The Sixers are one of the worst teams in the NBA, and the Clippers should handle them easily at home, without or without Paul or Redick or Hedo Turkoglu or pretty much anyone else. In that sense, it could be a very good tuneup for Paul with relatively low pressure. On the other hand, the Portland game on Wednesday is huge. The Clippers will be keen to avenge an overtime loss in Portland the day after Christmas, not to mention that the Blazers currently sit a game and a half ahead of the Clippers in the Western Conference standings. With Portland scheduled to play at Minnesota tonight and at Oklahoma City on Tuesday, it's a very real possibility that the Clippers could tie or pass them in the standings with a win on Wednesday.

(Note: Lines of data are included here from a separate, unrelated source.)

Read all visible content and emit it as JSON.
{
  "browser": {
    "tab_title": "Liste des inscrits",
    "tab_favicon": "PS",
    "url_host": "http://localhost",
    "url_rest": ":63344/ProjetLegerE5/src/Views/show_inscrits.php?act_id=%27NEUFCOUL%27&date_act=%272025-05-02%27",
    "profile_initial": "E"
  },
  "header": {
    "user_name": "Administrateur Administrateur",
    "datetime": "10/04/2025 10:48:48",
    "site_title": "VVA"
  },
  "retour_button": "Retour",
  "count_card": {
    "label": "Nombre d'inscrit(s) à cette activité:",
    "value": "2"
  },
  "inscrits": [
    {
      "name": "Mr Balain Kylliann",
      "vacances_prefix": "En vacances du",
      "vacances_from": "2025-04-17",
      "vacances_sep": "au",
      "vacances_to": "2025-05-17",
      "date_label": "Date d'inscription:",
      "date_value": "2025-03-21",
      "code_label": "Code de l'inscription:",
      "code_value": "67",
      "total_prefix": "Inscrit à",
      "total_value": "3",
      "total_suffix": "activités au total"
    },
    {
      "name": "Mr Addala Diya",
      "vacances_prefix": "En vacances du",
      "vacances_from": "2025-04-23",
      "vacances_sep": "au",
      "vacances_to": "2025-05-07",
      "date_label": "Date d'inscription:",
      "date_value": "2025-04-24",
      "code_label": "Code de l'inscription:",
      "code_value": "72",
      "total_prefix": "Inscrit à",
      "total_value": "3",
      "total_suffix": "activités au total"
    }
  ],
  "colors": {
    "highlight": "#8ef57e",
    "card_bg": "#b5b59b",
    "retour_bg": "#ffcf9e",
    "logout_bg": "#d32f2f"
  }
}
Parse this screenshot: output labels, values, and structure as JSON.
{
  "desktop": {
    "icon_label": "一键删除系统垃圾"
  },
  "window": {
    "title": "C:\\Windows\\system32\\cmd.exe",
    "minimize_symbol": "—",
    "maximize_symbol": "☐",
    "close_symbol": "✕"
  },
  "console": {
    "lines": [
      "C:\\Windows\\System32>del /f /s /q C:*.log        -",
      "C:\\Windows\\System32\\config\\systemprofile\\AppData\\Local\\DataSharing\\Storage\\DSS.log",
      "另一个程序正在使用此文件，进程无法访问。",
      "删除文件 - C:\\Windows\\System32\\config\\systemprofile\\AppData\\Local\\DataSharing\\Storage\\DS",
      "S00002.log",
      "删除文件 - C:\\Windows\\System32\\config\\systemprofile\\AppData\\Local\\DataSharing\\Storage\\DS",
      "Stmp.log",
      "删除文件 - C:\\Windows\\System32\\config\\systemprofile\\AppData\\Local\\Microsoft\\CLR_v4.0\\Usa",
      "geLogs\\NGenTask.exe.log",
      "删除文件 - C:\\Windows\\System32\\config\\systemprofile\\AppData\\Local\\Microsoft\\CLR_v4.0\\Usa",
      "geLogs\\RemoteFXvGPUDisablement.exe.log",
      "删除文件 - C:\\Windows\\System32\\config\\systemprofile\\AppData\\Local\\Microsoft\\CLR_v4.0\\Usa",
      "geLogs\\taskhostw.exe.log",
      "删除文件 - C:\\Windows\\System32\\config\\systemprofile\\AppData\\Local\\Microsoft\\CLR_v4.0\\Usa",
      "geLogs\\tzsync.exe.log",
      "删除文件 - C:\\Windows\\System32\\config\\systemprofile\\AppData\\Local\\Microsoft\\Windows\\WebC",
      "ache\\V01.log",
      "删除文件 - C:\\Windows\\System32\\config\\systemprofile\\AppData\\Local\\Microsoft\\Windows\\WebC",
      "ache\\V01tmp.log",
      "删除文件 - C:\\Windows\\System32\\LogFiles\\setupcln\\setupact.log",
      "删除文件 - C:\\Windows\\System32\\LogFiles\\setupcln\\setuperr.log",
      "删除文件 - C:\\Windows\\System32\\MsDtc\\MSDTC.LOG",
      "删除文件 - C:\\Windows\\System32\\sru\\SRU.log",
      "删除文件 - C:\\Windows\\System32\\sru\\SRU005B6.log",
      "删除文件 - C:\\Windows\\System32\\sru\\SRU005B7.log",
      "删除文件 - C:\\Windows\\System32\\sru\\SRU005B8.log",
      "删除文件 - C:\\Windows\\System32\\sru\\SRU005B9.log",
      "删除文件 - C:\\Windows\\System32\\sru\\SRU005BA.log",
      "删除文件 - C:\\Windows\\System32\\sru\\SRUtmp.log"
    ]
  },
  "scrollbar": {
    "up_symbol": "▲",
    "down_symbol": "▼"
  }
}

When Paul and Redick are both back in action, we will probably see a Clippers starting lineup for the first time that will more than likely finish the season at the top unit. Between injuries to Matt Barnes, Redick and Paul, those three have only played eight out of 53 games together this season. In those eight games Barnes came off the bench, partly because he had been hurt and was still less than fully healthy. It remains to be seen whether Doc Rivers continues with Barnes as the starter at small forward over Jared Dudley, but I have seen no indication to the contrary.
Beyond the healthy availability of their best starting lineup, there are other very specific reasons to suspect that the Clippers could be better -- perhaps even much better -- when Paul returns than they have been at any time this season. During the first three weeks of the season (before Barnes was hurt and before Redick was hurt) the Clippers were the worst defensive team in the NBA as they were struggling to master Rivers' defensive schemes. The defense still leaves much to be desired -- but it is lightyears ahead of where it was in November. In addition, life without Paul has allowed Blake Griffin to take the long-awaited next step. The Clippers had become too dependent on Paul in some situations -- but the way Griffin and Jamal Crawford and Redick played in his absence, this is not a team that is going to stand around and watch CP3 at the end of games. Few teams in the NBA have as many weapons as the Clippers, and the past month has given some other players the confidence they'll need to be factors in big situations moving forward.
The wait is over. CP3 is back. And the rest of the NBA should be very concerned.